A vast majority of Tunisians appear to have backed controversial reforms to the country’s constitution in a referendum.
According to initial results, 94.6% of voters supported plans to grant vast new powers to the country’s leader.
President Kais Saied pushed for the changes which he said would break Tunisia’s political paralysis.
But opposition groups, who boycotted the vote, said the results were not legitimate.
Mr Saied’s political rivals accused the country’s electoral board of “fraud” and said they would not recognise the newly approved constitution – which is expected to come into force when the final poll results are published.
There was no immediate reaction from President Saied or from the country’s Electoral Commission to the accusations.
Turnout in the referendum was low with fewer than one-third of voters turned up to cast a ballot in Monday’s vote, according to early figures from election officials.
Tunisia’s new constitution would give the head of state full executive control, supreme command of the army and the ability to appoint a government without parliamentary approval.
It would also weaken Tunisia’s judiciary and remove checks on the powers of the presidency.
In practice, President Saied has already been ruling by decree since this time last year – when he dramatically moved to suspend parliament and dismiss the government.
Critics fear the new constitution will codify the president’s newly-acquired authority, reducing the constraints on his personal powers and eroding the country’s relatively young democracy.
Many others supported the changes in the hope that the new constitution would mark a new chapter – freeing Tunisia from the political bickering and government paralysis and reducing the influence of the country’s largest Islamist party.
Monday’s poll saw just 30.5% of eligible voters casting a ballot, according to early official figures.
That is fewer than the number of people who voted in any of the five major votes held in Tunisia since 2011, when the country overthrew its long-serving ruler Zine al-Abidine Ben Ali and became the birthplace of the Arab Spring that then swept across the Middle East.
Until recently, Tunisia was the only nation considered to have emerged from the uprisings as a democracy.
President Saied said his reforms were being done in the spirit of that 2011 revolution, safeguarding Tunisia’s future and ending years of economic decay.

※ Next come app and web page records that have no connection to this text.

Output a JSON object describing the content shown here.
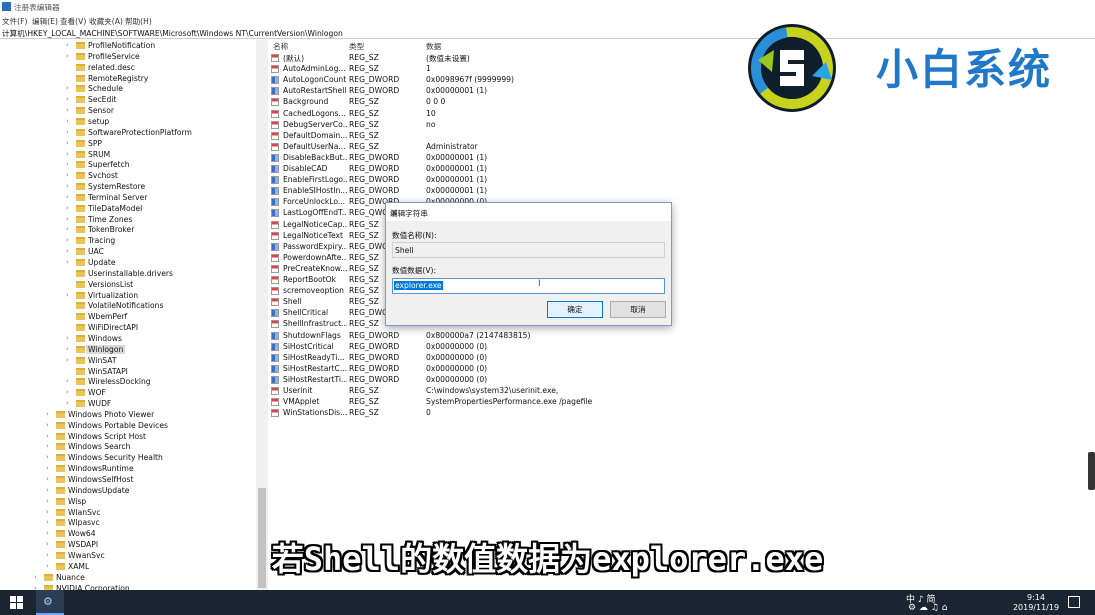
{
  "window": {
    "title": "注册表编辑器"
  },
  "menu": [
    "文件(F)",
    "编辑(E)",
    "查看(V)",
    "收藏夹(A)",
    "帮助(H)"
  ],
  "address": "计算机\\HKEY_LOCAL_MACHINE\\SOFTWARE\\Microsoft\\Windows NT\\CurrentVersion\\Winlogon",
  "tree": {
    "items": [
      {
        "label": "ProfileNotification",
        "level": 2,
        "arrow": true
      },
      {
        "label": "ProfileService",
        "level": 2,
        "arrow": true
      },
      {
        "label": "related.desc",
        "level": 2,
        "arrow": false
      },
      {
        "label": "RemoteRegistry",
        "level": 2,
        "arrow": false
      },
      {
        "label": "Schedule",
        "level": 2,
        "arrow": true
      },
      {
        "label": "SecEdit",
        "level": 2,
        "arrow": true
      },
      {
        "label": "Sensor",
        "level": 2,
        "arrow": true
      },
      {
        "label": "setup",
        "level": 2,
        "arrow": true
      },
      {
        "label": "SoftwareProtectionPlatform",
        "level": 2,
        "arrow": true
      },
      {
        "label": "SPP",
        "level": 2,
        "arrow": true
      },
      {
        "label": "SRUM",
        "level": 2,
        "arrow": true
      },
      {
        "label": "Superfetch",
        "level": 2,
        "arrow": true
      },
      {
        "label": "Svchost",
        "level": 2,
        "arrow": true
      },
      {
        "label": "SystemRestore",
        "level": 2,
        "arrow": true
      },
      {
        "label": "Terminal Server",
        "level": 2,
        "arrow": true
      },
      {
        "label": "TileDataModel",
        "level": 2,
        "arrow": true
      },
      {
        "label": "Time Zones",
        "level": 2,
        "arrow": true
      },
      {
        "label": "TokenBroker",
        "level": 2,
        "arrow": true
      },
      {
        "label": "Tracing",
        "level": 2,
        "arrow": true
      },
      {
        "label": "UAC",
        "level": 2,
        "arrow": true
      },
      {
        "label": "Update",
        "level": 2,
        "arrow": true
      },
      {
        "label": "Userinstallable.drivers",
        "level": 2,
        "arrow": false
      },
      {
        "label": "VersionsList",
        "level": 2,
        "arrow": false
      },
      {
        "label": "Virtualization",
        "level": 2,
        "arrow": true
      },
      {
        "label": "VolatileNotifications",
        "level": 2,
        "arrow": false
      },
      {
        "label": "WbemPerf",
        "level": 2,
        "arrow": false
      },
      {
        "label": "WiFiDirectAPI",
        "level": 2,
        "arrow": false
      },
      {
        "label": "Windows",
        "level": 2,
        "arrow": true
      },
      {
        "label": "Winlogon",
        "level": 2,
        "arrow": true,
        "selected": true
      },
      {
        "label": "WinSAT",
        "level": 2,
        "arrow": true
      },
      {
        "label": "WinSATAPI",
        "level": 2,
        "arrow": false
      },
      {
        "label": "WirelessDocking",
        "level": 2,
        "arrow": true
      },
      {
        "label": "WOF",
        "level": 2,
        "arrow": true
      },
      {
        "label": "WUDF",
        "level": 2,
        "arrow": true
      },
      {
        "label": "Windows Photo Viewer",
        "level": 1,
        "arrow": true
      },
      {
        "label": "Windows Portable Devices",
        "level": 1,
        "arrow": true
      },
      {
        "label": "Windows Script Host",
        "level": 1,
        "arrow": true
      },
      {
        "label": "Windows Search",
        "level": 1,
        "arrow": true
      },
      {
        "label": "Windows Security Health",
        "level": 1,
        "arrow": true
      },
      {
        "label": "WindowsRuntime",
        "level": 1,
        "arrow": true
      },
      {
        "label": "WindowsSelfHost",
        "level": 1,
        "arrow": true
      },
      {
        "label": "WindowsUpdate",
        "level": 1,
        "arrow": true
      },
      {
        "label": "Wisp",
        "level": 1,
        "arrow": true
      },
      {
        "label": "WlanSvc",
        "level": 1,
        "arrow": true
      },
      {
        "label": "Wlpasvc",
        "level": 1,
        "arrow": true
      },
      {
        "label": "Wow64",
        "level": 1,
        "arrow": true
      },
      {
        "label": "WSDAPI",
        "level": 1,
        "arrow": true
      },
      {
        "label": "WwanSvc",
        "level": 1,
        "arrow": true
      },
      {
        "label": "XAML",
        "level": 1,
        "arrow": true
      },
      {
        "label": "Nuance",
        "level": 0,
        "arrow": true
      },
      {
        "label": "NVIDIA Corporation",
        "level": 0,
        "arrow": true
      }
    ]
  },
  "list": {
    "headers": {
      "name": "名称",
      "type": "类型",
      "data": "数据"
    },
    "rows": [
      {
        "name": "(默认)",
        "type": "REG_SZ",
        "data": "(数值未设置)"
      },
      {
        "name": "AutoAdminLog...",
        "type": "REG_SZ",
        "data": "1"
      },
      {
        "name": "AutoLogonCount",
        "type": "REG_DWORD",
        "data": "0x0098967f (9999999)"
      },
      {
        "name": "AutoRestartShell",
        "type": "REG_DWORD",
        "data": "0x00000001 (1)"
      },
      {
        "name": "Background",
        "type": "REG_SZ",
        "data": "0 0 0"
      },
      {
        "name": "CachedLogons...",
        "type": "REG_SZ",
        "data": "10"
      },
      {
        "name": "DebugServerCo...",
        "type": "REG_SZ",
        "data": "no"
      },
      {
        "name": "DefaultDomain...",
        "type": "REG_SZ",
        "data": ""
      },
      {
        "name": "DefaultUserNa...",
        "type": "REG_SZ",
        "data": "Administrator"
      },
      {
        "name": "DisableBackBut...",
        "type": "REG_DWORD",
        "data": "0x00000001 (1)"
      },
      {
        "name": "DisableCAD",
        "type": "REG_DWORD",
        "data": "0x00000001 (1)"
      },
      {
        "name": "EnableFirstLogo...",
        "type": "REG_DWORD",
        "data": "0x00000001 (1)"
      },
      {
        "name": "EnableSIHostIn...",
        "type": "REG_DWORD",
        "data": "0x00000001 (1)"
      },
      {
        "name": "ForceUnlockLo...",
        "type": "REG_DWORD",
        "data": "0x00000000 (0)"
      },
      {
        "name": "LastLogOffEndT...",
        "type": "REG_QWORD",
        "data": ""
      },
      {
        "name": "LegalNoticeCap...",
        "type": "REG_SZ",
        "data": ""
      },
      {
        "name": "LegalNoticeText",
        "type": "REG_SZ",
        "data": ""
      },
      {
        "name": "PasswordExpiry...",
        "type": "REG_DWORD",
        "data": ""
      },
      {
        "name": "PowerdownAfte...",
        "type": "REG_SZ",
        "data": ""
      },
      {
        "name": "PreCreateKnow...",
        "type": "REG_SZ",
        "data": ""
      },
      {
        "name": "ReportBootOk",
        "type": "REG_SZ",
        "data": ""
      },
      {
        "name": "scremoveoption",
        "type": "REG_SZ",
        "data": ""
      },
      {
        "name": "Shell",
        "type": "REG_SZ",
        "data": ""
      },
      {
        "name": "ShellCritical",
        "type": "REG_DWORD",
        "data": ""
      },
      {
        "name": "ShellInfrastruct...",
        "type": "REG_SZ",
        "data": ""
      },
      {
        "name": "ShutdownFlags",
        "type": "REG_DWORD",
        "data": "0x800000a7 (2147483815)"
      },
      {
        "name": "SiHostCritical",
        "type": "REG_DWORD",
        "data": "0x00000000 (0)"
      },
      {
        "name": "SiHostReadyTi...",
        "type": "REG_DWORD",
        "data": "0x00000000 (0)"
      },
      {
        "name": "SiHostRestartC...",
        "type": "REG_DWORD",
        "data": "0x00000000 (0)"
      },
      {
        "name": "SiHostRestartTi...",
        "type": "REG_DWORD",
        "data": "0x00000000 (0)"
      },
      {
        "name": "Userinit",
        "type": "REG_SZ",
        "data": "C:\\windows\\system32\\userinit.exe,"
      },
      {
        "name": "VMApplet",
        "type": "REG_SZ",
        "data": "SystemPropertiesPerformance.exe /pagefile"
      },
      {
        "name": "WinStationsDis...",
        "type": "REG_SZ",
        "data": "0"
      }
    ]
  },
  "dialog": {
    "title": "编辑字符串",
    "name_label": "数值名称(N):",
    "name_value": "Shell",
    "data_label": "数值数据(V):",
    "data_value": "explorer.exe",
    "ok": "确定",
    "cancel": "取消"
  },
  "watermark": {
    "brand_text": "小白系统"
  },
  "subtitle": "若Shell的数值数据为explorer.exe",
  "taskbar": {
    "tray_top": "中 ♪ 简",
    "tray_bottom": "⚙ ☁ ♫ ⌂",
    "time": "9:14",
    "date": "2019/11/19"
  },
  "colors": {
    "accent": "#0078d7",
    "brand": "#1f78c8",
    "taskbar": "#1b2531",
    "folder": "#e9c45a"
  }
}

“Our money and our wealth are enormous, and our will is even greater, to rebuild a new Tunisia and a new republic, one that breaks with the past,” the president said after voting on Monday morning.